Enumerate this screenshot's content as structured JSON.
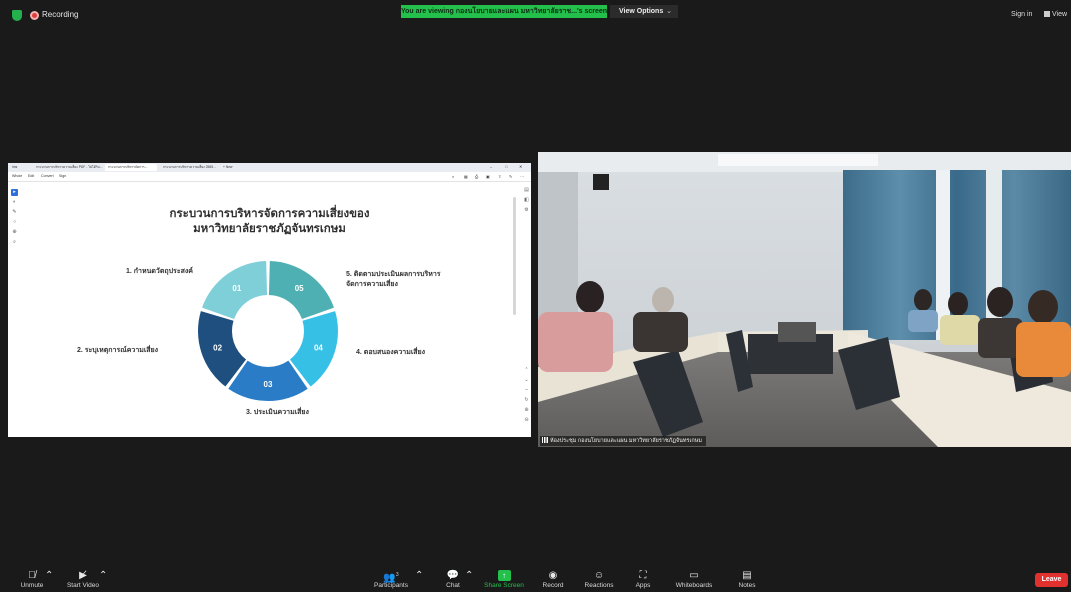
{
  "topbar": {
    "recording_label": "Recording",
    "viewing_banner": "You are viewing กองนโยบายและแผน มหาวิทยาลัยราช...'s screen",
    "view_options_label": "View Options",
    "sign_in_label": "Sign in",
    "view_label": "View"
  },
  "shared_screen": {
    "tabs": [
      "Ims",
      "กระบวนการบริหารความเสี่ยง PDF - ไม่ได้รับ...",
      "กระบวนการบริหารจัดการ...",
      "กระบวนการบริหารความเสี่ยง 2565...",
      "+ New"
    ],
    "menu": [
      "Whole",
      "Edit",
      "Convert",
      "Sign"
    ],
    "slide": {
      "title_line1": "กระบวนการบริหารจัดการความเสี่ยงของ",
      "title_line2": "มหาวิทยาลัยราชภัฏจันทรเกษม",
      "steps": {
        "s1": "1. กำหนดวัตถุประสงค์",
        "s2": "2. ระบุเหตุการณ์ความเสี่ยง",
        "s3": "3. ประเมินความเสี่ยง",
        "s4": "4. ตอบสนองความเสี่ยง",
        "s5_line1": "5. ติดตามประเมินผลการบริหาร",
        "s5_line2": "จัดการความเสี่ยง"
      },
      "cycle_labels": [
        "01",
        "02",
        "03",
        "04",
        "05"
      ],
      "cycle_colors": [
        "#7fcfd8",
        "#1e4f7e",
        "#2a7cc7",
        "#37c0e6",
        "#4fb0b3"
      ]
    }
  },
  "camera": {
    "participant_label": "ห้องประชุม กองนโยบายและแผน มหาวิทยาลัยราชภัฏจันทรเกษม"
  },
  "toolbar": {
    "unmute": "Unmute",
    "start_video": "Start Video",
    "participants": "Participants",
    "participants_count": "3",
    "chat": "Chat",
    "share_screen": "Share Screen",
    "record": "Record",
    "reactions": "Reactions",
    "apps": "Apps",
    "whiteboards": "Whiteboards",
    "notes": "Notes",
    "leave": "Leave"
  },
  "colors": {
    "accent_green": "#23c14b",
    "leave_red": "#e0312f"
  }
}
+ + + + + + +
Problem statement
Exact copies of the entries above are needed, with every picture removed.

Output below
Enumerate this screenshot's content as structured JSON.
{
  "topbar": {
    "recording_label": "Recording",
    "viewing_banner": "You are viewing กองนโยบายและแผน มหาวิทยาลัยราช...'s screen",
    "view_options_label": "View Options",
    "sign_in_label": "Sign in",
    "view_label": "View"
  },
  "shared_screen": {
    "tabs": [
      "Ims",
      "กระบวนการบริหารความเสี่ยง PDF - ไม่ได้รับ...",
      "กระบวนการบริหารจัดการ...",
      "กระบวนการบริหารความเสี่ยง 2565...",
      "+ New"
    ],
    "menu": [
      "Whole",
      "Edit",
      "Convert",
      "Sign"
    ],
    "slide": {
      "title_line1": "กระบวนการบริหารจัดการความเสี่ยงของ",
      "title_line2": "มหาวิทยาลัยราชภัฏจันทรเกษม",
      "steps": {
        "s1": "1. กำหนดวัตถุประสงค์",
        "s2": "2. ระบุเหตุการณ์ความเสี่ยง",
        "s3": "3. ประเมินความเสี่ยง",
        "s4": "4. ตอบสนองความเสี่ยง",
        "s5_line1": "5. ติดตามประเมินผลการบริหาร",
        "s5_line2": "จัดการความเสี่ยง"
      },
      "cycle_labels": [
        "01",
        "02",
        "03",
        "04",
        "05"
      ],
      "cycle_colors": [
        "#7fcfd8",
        "#1e4f7e",
        "#2a7cc7",
        "#37c0e6",
        "#4fb0b3"
      ]
    }
  },
  "camera": {
    "participant_label": "ห้องประชุม กองนโยบายและแผน มหาวิทยาลัยราชภัฏจันทรเกษม"
  },
  "toolbar": {
    "unmute": "Unmute",
    "start_video": "Start Video",
    "participants": "Participants",
    "participants_count": "3",
    "chat": "Chat",
    "share_screen": "Share Screen",
    "record": "Record",
    "reactions": "Reactions",
    "apps": "Apps",
    "whiteboards": "Whiteboards",
    "notes": "Notes",
    "leave": "Leave"
  },
  "colors": {
    "accent_green": "#23c14b",
    "leave_red": "#e0312f"
  }
}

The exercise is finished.